→ **What to work on**: From the entries below, copy out every line with "true" in it.

[Stored data entries]
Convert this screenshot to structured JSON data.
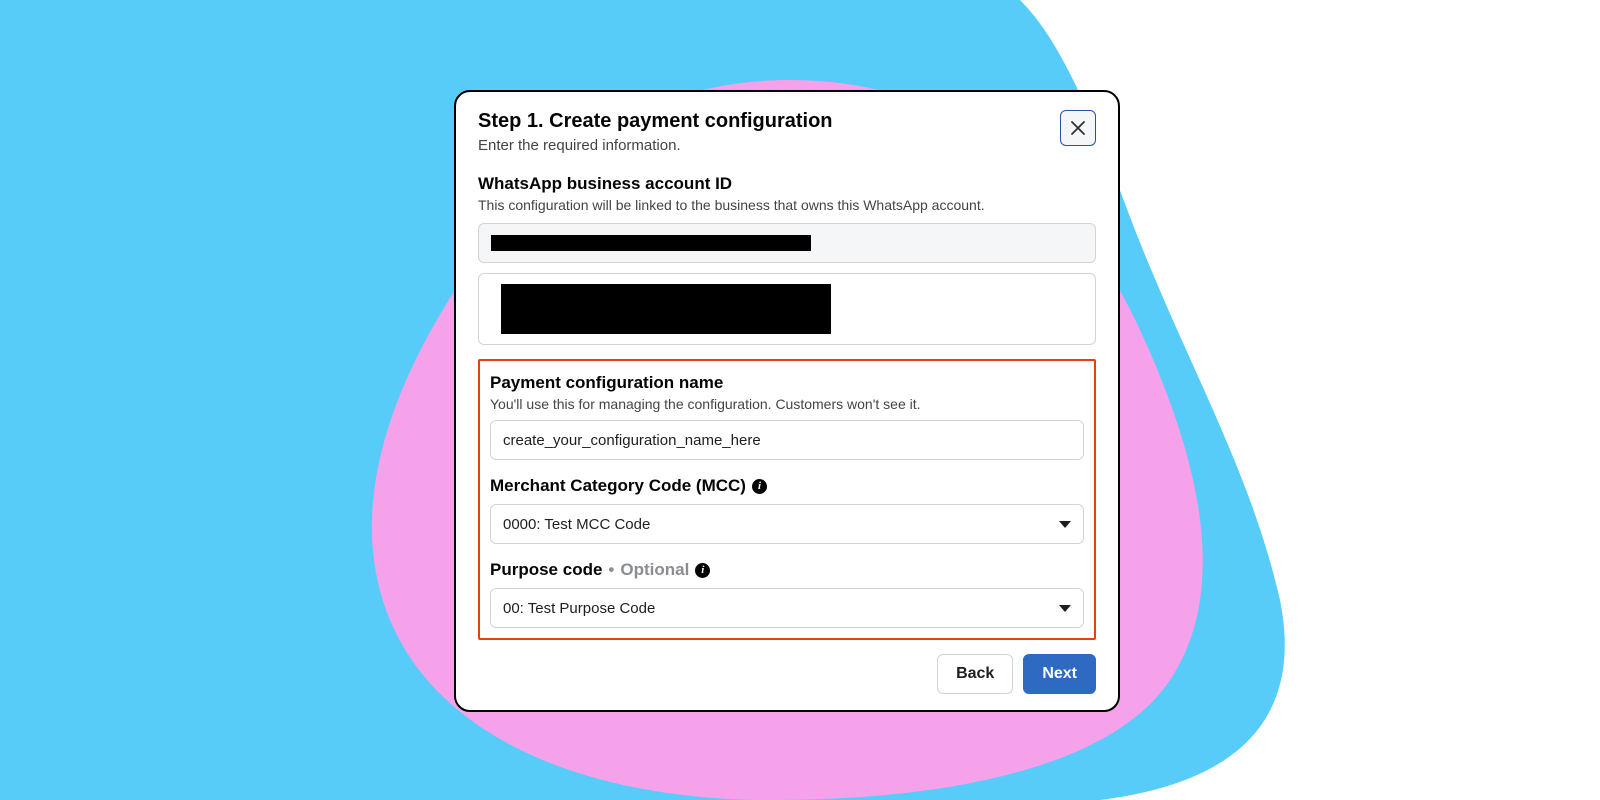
{
  "dialog": {
    "title": "Step 1. Create payment configuration",
    "subtitle": "Enter the required information."
  },
  "account": {
    "label": "WhatsApp business account ID",
    "desc": "This configuration will be linked to the business that owns this WhatsApp account."
  },
  "configName": {
    "label": "Payment configuration name",
    "desc": "You'll use this for managing the configuration. Customers won't see it.",
    "value": "create_your_configuration_name_here"
  },
  "mcc": {
    "label": "Merchant Category Code (MCC)",
    "value": "0000: Test MCC Code"
  },
  "purpose": {
    "label": "Purpose code",
    "optional": "Optional",
    "value": "00: Test Purpose Code"
  },
  "footer": {
    "back": "Back",
    "next": "Next"
  },
  "colors": {
    "bgBlue": "#58ccf9",
    "bgPink": "#f6a2ea",
    "highlight": "#e83e18",
    "primary": "#2e69c2"
  }
}
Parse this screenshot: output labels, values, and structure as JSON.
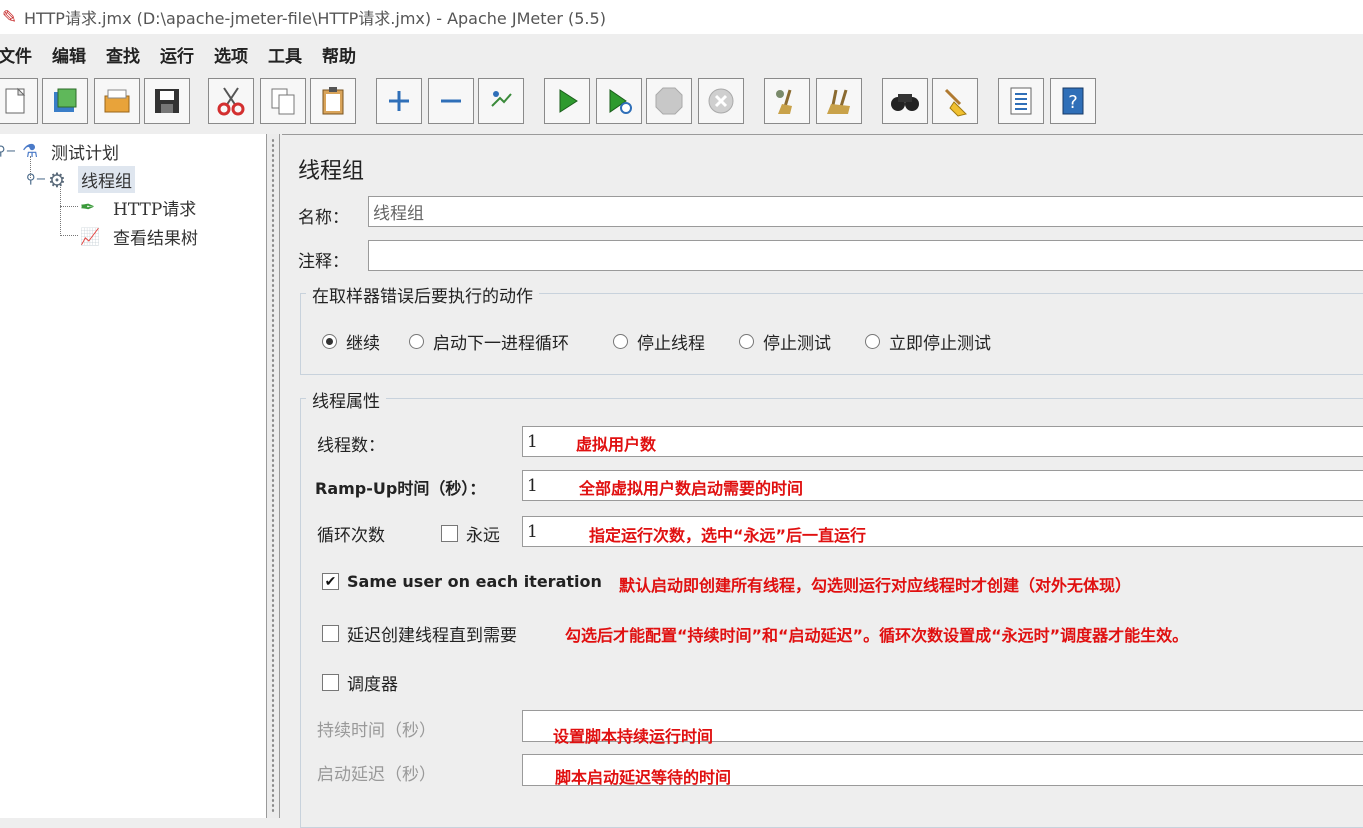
{
  "window": {
    "title": "HTTP请求.jmx (D:\\apache-jmeter-file\\HTTP请求.jmx) - Apache JMeter (5.5)"
  },
  "menu": [
    "文件",
    "编辑",
    "查找",
    "运行",
    "选项",
    "工具",
    "帮助"
  ],
  "toolbar": [
    {
      "icon": "new-icon"
    },
    {
      "icon": "templates-icon"
    },
    {
      "icon": "open-icon"
    },
    {
      "icon": "save-icon"
    },
    {
      "icon": "cut-icon"
    },
    {
      "icon": "copy-icon"
    },
    {
      "icon": "paste-icon"
    },
    {
      "icon": "expand-icon"
    },
    {
      "icon": "collapse-icon"
    },
    {
      "icon": "toggle-icon"
    },
    {
      "icon": "start-icon"
    },
    {
      "icon": "start-no-pause-icon"
    },
    {
      "icon": "stop-icon"
    },
    {
      "icon": "shutdown-icon"
    },
    {
      "icon": "clear-icon"
    },
    {
      "icon": "clear-all-icon"
    },
    {
      "icon": "search-icon"
    },
    {
      "icon": "reset-search-icon"
    },
    {
      "icon": "function-helper-icon"
    },
    {
      "icon": "help-icon"
    }
  ],
  "tree": {
    "test_plan": "测试计划",
    "thread_group": "线程组",
    "http_request": "HTTP请求",
    "results_tree": "查看结果树"
  },
  "panel": {
    "title": "线程组",
    "name_label": "名称：",
    "name_value": "线程组",
    "comment_label": "注释：",
    "comment_value": "",
    "error_group_title": "在取样器错误后要执行的动作",
    "error_actions": [
      {
        "label": "继续",
        "selected": true
      },
      {
        "label": "启动下一进程循环",
        "selected": false
      },
      {
        "label": "停止线程",
        "selected": false
      },
      {
        "label": "停止测试",
        "selected": false
      },
      {
        "label": "立即停止测试",
        "selected": false
      }
    ],
    "props_group_title": "线程属性",
    "threads_label": "线程数：",
    "threads_value": "1",
    "rampup_label": "Ramp-Up时间（秒）：",
    "rampup_value": "1",
    "loop_label": "循环次数",
    "forever_label": "永远",
    "forever_checked": false,
    "loop_value": "1",
    "same_user_label": "Same user on each iteration",
    "same_user_checked": true,
    "delay_create_label": "延迟创建线程直到需要",
    "delay_create_checked": false,
    "scheduler_label": "调度器",
    "scheduler_checked": false,
    "duration_label": "持续时间（秒）",
    "duration_value": "",
    "startup_delay_label": "启动延迟（秒）",
    "startup_delay_value": ""
  },
  "annotations": {
    "threads": "虚拟用户数",
    "rampup": "全部虚拟用户数启动需要的时间",
    "loop": "指定运行次数，选中“永远”后一直运行",
    "same_user": "默认启动即创建所有线程，勾选则运行对应线程时才创建（对外无体现）",
    "delay_create": "勾选后才能配置“持续时间”和“启动延迟”。循环次数设置成“永远时”调度器才能生效。",
    "duration": "设置脚本持续运行时间",
    "startup_delay": "脚本启动延迟等待的时间"
  }
}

→ **Answer area**:
        "selected": true
    "same_user_checked": true,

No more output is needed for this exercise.